Would you say that is a symptom of the age we live in, of jazz or of music as a whole?
A little bit of each. Originally it was harder for females to be accepted as “jazz musicians”, but then the same goes for classical music and pop as well, although at different times. I think the difference with jazz in general is that in the current looks-obsessed culture we live in, it’s about musicianship first, looks a firm second. It’s a genre that is really about the music and actually I find that all performers often seem attractive because talent is the greatest aphrodisiac of all. You can be truly blown away by a performance and the looks of the performer really have no bearing on how sexy they are on stage. I’ve seen women of all shapes and sizes perform in the club, but what marks them out as ‘attractive’ is the fact that they are so clearly comfortable in their own skin – whether tall or short, fat or thin. I love that about the medium.

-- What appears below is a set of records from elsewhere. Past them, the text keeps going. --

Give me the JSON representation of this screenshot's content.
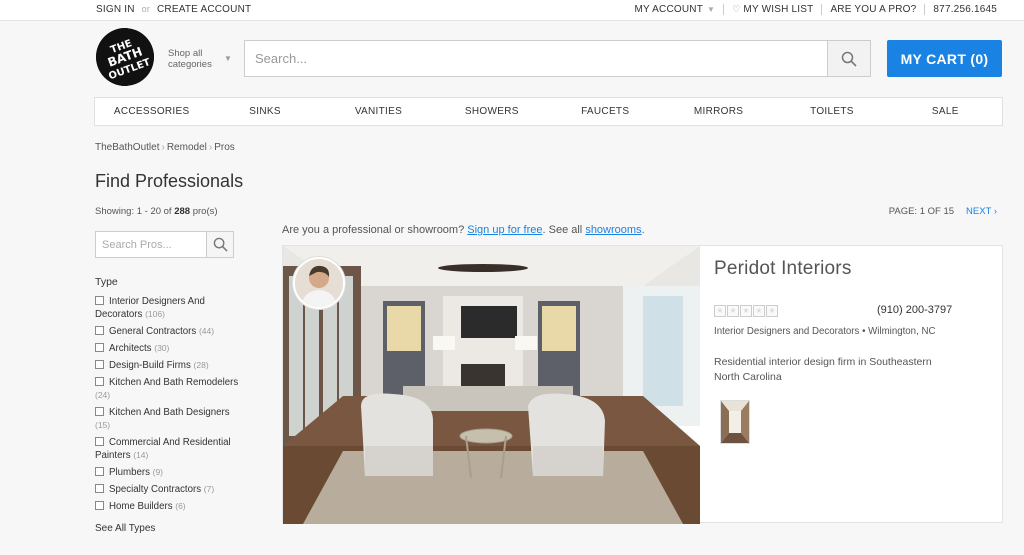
{
  "topbar": {
    "sign_in": "SIGN IN",
    "or": "or",
    "create_account": "CREATE ACCOUNT",
    "my_account": "MY ACCOUNT",
    "wish_list": "MY WISH LIST",
    "are_you_pro": "ARE YOU A PRO?",
    "phone": "877.256.1645"
  },
  "header": {
    "logo_text": "THE BATH OUTLET",
    "shop_all_line1": "Shop all",
    "shop_all_line2": "categories",
    "search_placeholder": "Search...",
    "cart_label": "MY CART (0)"
  },
  "nav": [
    "ACCESSORIES",
    "SINKS",
    "VANITIES",
    "SHOWERS",
    "FAUCETS",
    "MIRRORS",
    "TOILETS",
    "SALE"
  ],
  "breadcrumb": [
    "TheBathOutlet",
    "Remodel",
    "Pros"
  ],
  "page_title": "Find Professionals",
  "showing": {
    "prefix": "Showing: 1 - 20 of",
    "total": "288",
    "suffix": "pro(s)"
  },
  "pagination": {
    "page": "PAGE: 1 OF 15",
    "next": "NEXT ›"
  },
  "pro_note": {
    "text1": "Are you a professional or showroom?",
    "signup": "Sign up for free",
    "text2": ". See all",
    "showrooms": "showrooms",
    "text3": "."
  },
  "sidebar": {
    "search_placeholder": "Search Pros...",
    "type_heading": "Type",
    "filters": [
      {
        "label": "Interior Designers And Decorators",
        "count": "(106)"
      },
      {
        "label": "General Contractors",
        "count": "(44)"
      },
      {
        "label": "Architects",
        "count": "(30)"
      },
      {
        "label": "Design-Build Firms",
        "count": "(28)"
      },
      {
        "label": "Kitchen And Bath Remodelers",
        "count": "(24)"
      },
      {
        "label": "Kitchen And Bath Designers",
        "count": "(15)"
      },
      {
        "label": "Commercial And Residential Painters",
        "count": "(14)"
      },
      {
        "label": "Plumbers",
        "count": "(9)"
      },
      {
        "label": "Specialty Contractors",
        "count": "(7)"
      },
      {
        "label": "Home Builders",
        "count": "(6)"
      }
    ],
    "see_all": "See All Types"
  },
  "listing": {
    "name": "Peridot Interiors",
    "rating": 0,
    "rating_max": 5,
    "phone": "(910) 200-3797",
    "category_location": "Interior Designers and Decorators • Wilmington, NC",
    "description": "Residential interior design firm in Southeastern North Carolina"
  },
  "colors": {
    "accent": "#1a82e2",
    "background": "#f7f7f7"
  }
}
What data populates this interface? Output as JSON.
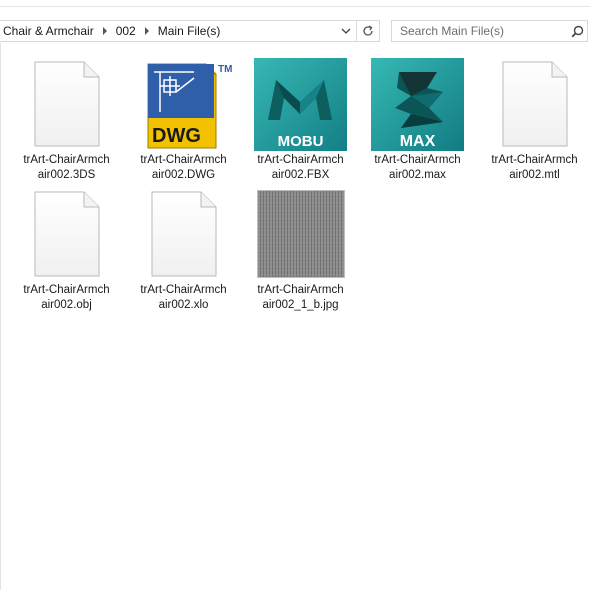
{
  "address": {
    "crumbs": [
      "Chair & Armchair",
      "002",
      "Main File(s)"
    ],
    "dropdown_icon": "chevron-down-icon",
    "refresh_icon": "refresh-icon"
  },
  "search": {
    "placeholder": "Search Main File(s)",
    "icon": "search-icon"
  },
  "files": [
    {
      "line1": "trArt-ChairArmch",
      "line2": "air002.3DS",
      "icon": "blank-document-icon"
    },
    {
      "line1": "trArt-ChairArmch",
      "line2": "air002.DWG",
      "icon": "dwg-file-icon",
      "badge": "DWG",
      "tm": "TM"
    },
    {
      "line1": "trArt-ChairArmch",
      "line2": "air002.FBX",
      "icon": "motionbuilder-icon",
      "badge": "MOBU"
    },
    {
      "line1": "trArt-ChairArmch",
      "line2": "air002.max",
      "icon": "3dsmax-icon",
      "badge": "MAX"
    },
    {
      "line1": "trArt-ChairArmch",
      "line2": "air002.mtl",
      "icon": "blank-document-icon"
    },
    {
      "line1": "trArt-ChairArmch",
      "line2": "air002.obj",
      "icon": "blank-document-icon"
    },
    {
      "line1": "trArt-ChairArmch",
      "line2": "air002.xlo",
      "icon": "blank-document-icon"
    },
    {
      "line1": "trArt-ChairArmch",
      "line2": "air002_1_b.jpg",
      "icon": "texture-thumbnail"
    }
  ],
  "colors": {
    "dwg_yellow": "#f2c200",
    "dwg_blue": "#2f5fa8",
    "mobu_teal": "#1f9ea1",
    "max_teal": "#1b9a9a"
  }
}
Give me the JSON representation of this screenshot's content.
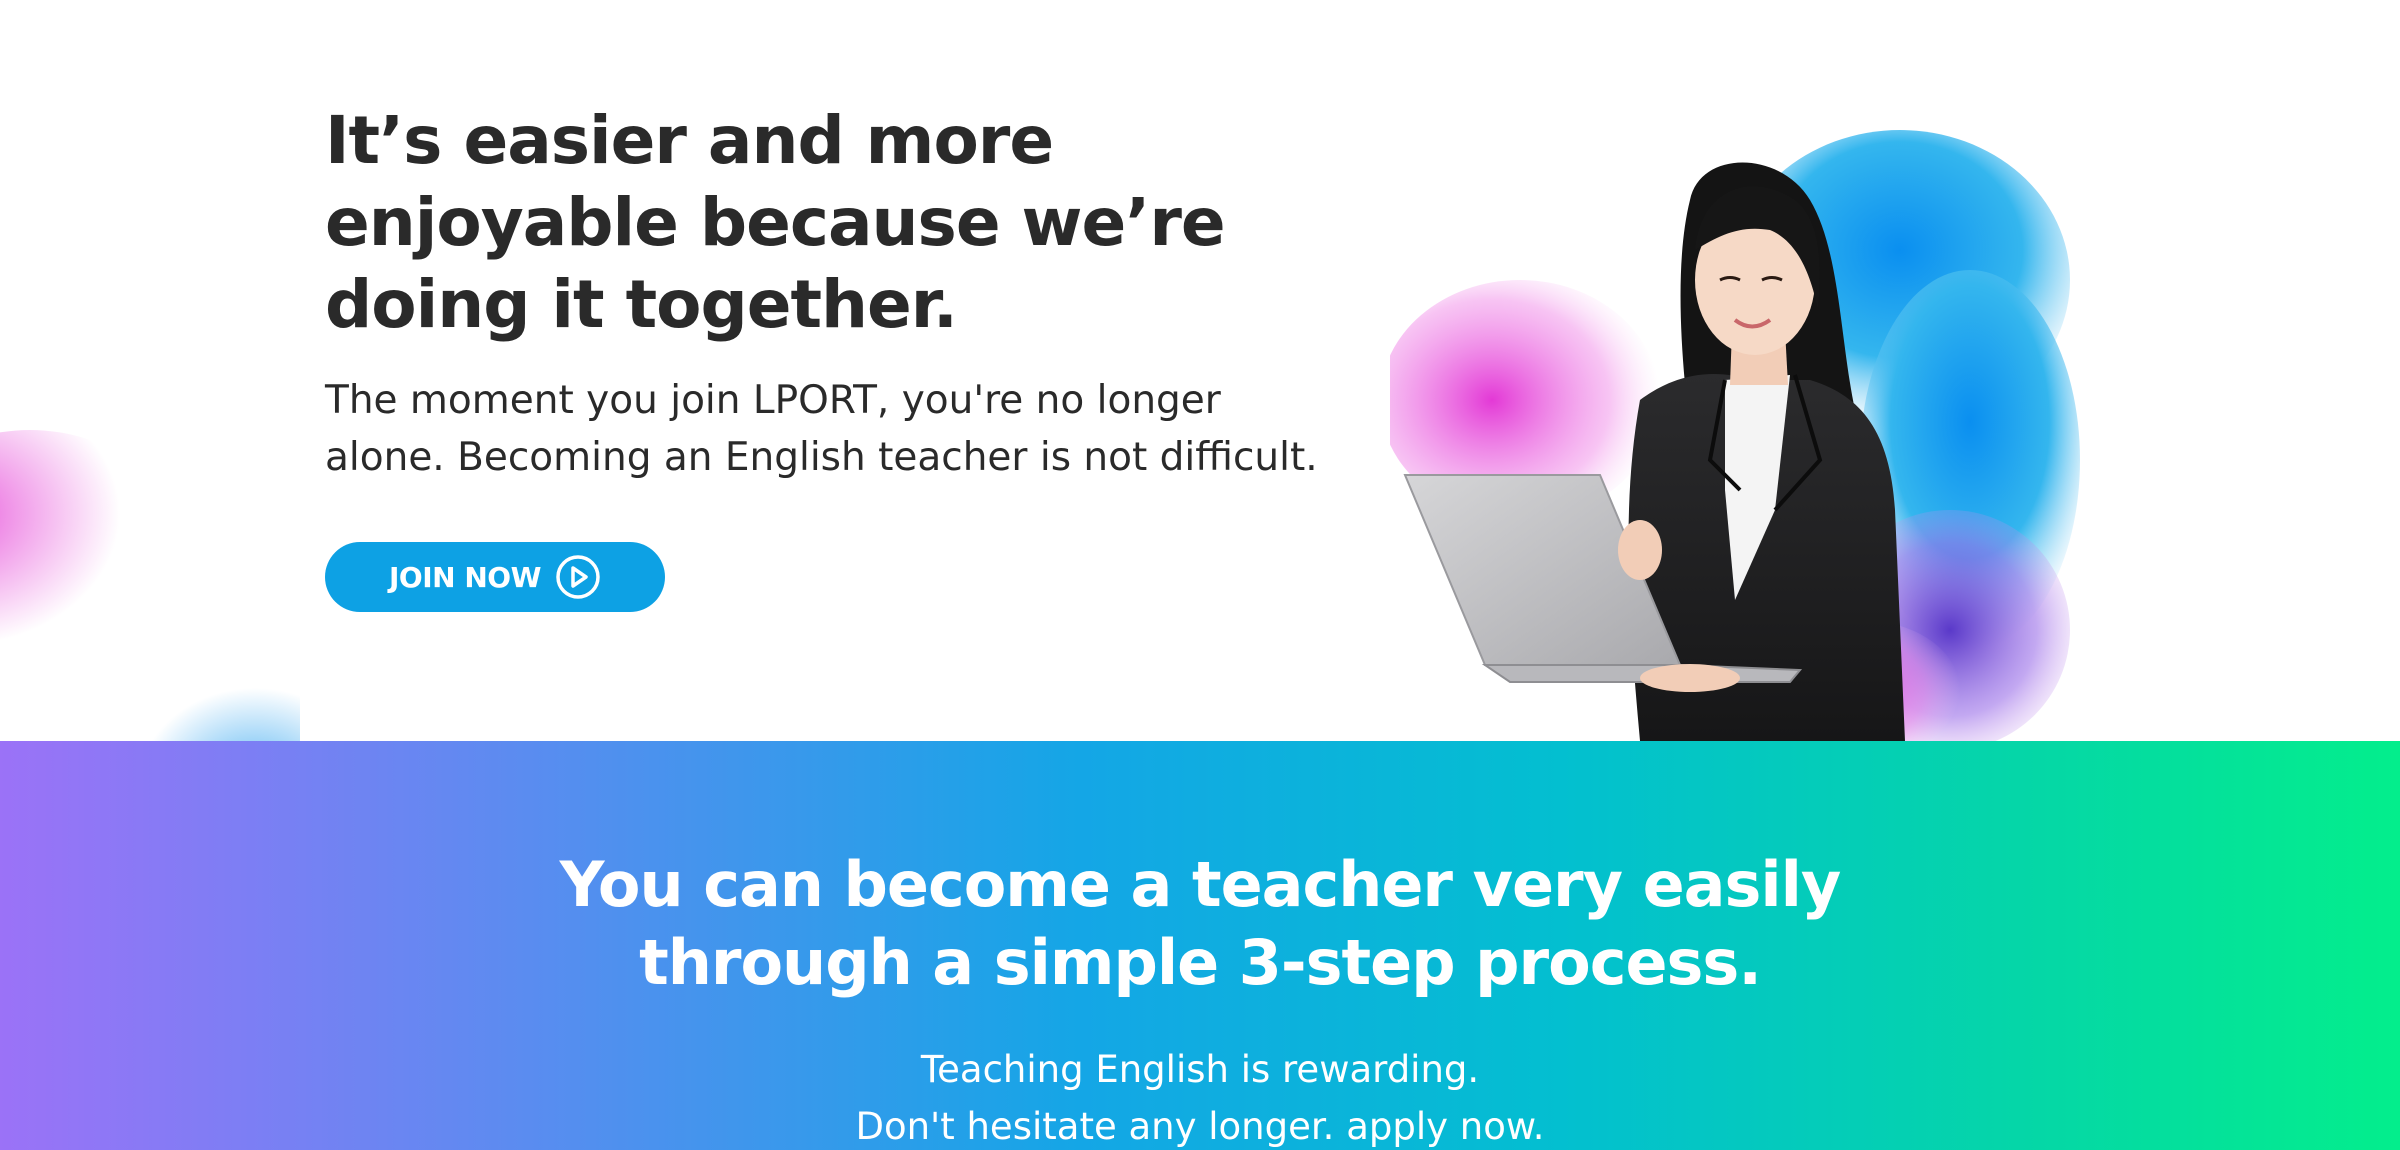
{
  "hero": {
    "title_line1": "It’s easier and more",
    "title_line2": "enjoyable because we’re",
    "title_line3": "doing it together.",
    "subtitle_line1": "The moment you join LPORT, you're no longer",
    "subtitle_line2": "alone. Becoming an English teacher is not difficult.",
    "cta_label": "JOIN NOW",
    "cta_icon": "play-circle-icon",
    "cta_color": "#0da1e4"
  },
  "process": {
    "title_line1": "You can become a teacher very easily",
    "title_line2": "through a simple 3-step process.",
    "sub_line1": "Teaching English is rewarding.",
    "sub_line2": "Don't hesitate any longer. apply now.",
    "gradient_start": "#9b72f7",
    "gradient_end": "#03ee8c"
  }
}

If you had to name one artist, living or dead, as the most important to and influential on the contemporary jazz scene, who would it be and why?
Miles Davis. Need I say more? You just have to listen to the crisp, pared down purity of his sound. He really created a new sound, tempo and vibe in jazz: an edgy, cool, sexy, slowed down groove that suddenly made jazz the hottest thing and crossed it into the mainstream. He was a true pioneer and his influence is clear on so much music today: be it Hip Hop, Funk, Pop, whatever.
Can you pick one jazz performance you have seen that has stuck with you more than any other?
It’s very, very hard to pick one single moment as there have been many spine tingling performances (in Ronnie’s). But to cite a few: I will always remember seeing the raw, untamed talent of Amy Winehouse here back in 2006 and being pretty struck by her. Anytime the great Carleen Anderson sings, you feel touched by something really extraordinary: this fragile, beautiful woman with a vocal control and range that is really quite unbelievable. The wonderful Liane Carroll singing Tom Waits’ classic “Picture in a Frame” at Chris Dagley’s [Ronnie Scott’s house drummer] memorial gig – it was a moment where time seemed to stand still and all eyes and ears in the room were focused completely on her incredible voice. There wasn’t a dry eye in the house.
Ronnie Scott’s has an enormous wealth of history behind it. Is that history important in understanding and really getting involved in jazz music?
In some ways Ronnie’s is a bit of an institution but it doesn’t feel like an institution. It clearly has a wonderful weight of history behind it, a bit like the Old Vic, but it’s alive, not an archive! In some respects, as an audience member, it can be equally rewarding to come at it without knowing too much about the genre or history.
On the other hand, performers love the history of the club and the idea that they are playing in the same spot as some of their heroes, and actually the history of the club is an intrinsic part of what makes it so unique. There is a sort of dual history – firstly of the great musicians that performed here, and secondly of the behind-the-scenes stories: the struggle that Ronnie Scott and [co-founder] Pete King had, to keep it going for 45 years; Sonny Rollins writing the score for Alfie by candlelight there; Ronnie playing chess with Dizzy Gillespie; Miles Davis filming there; The Who premiering Tommy there. The walls have many secrets.
Archive taken from Glass Issue 4 - Winter 2010 – Secret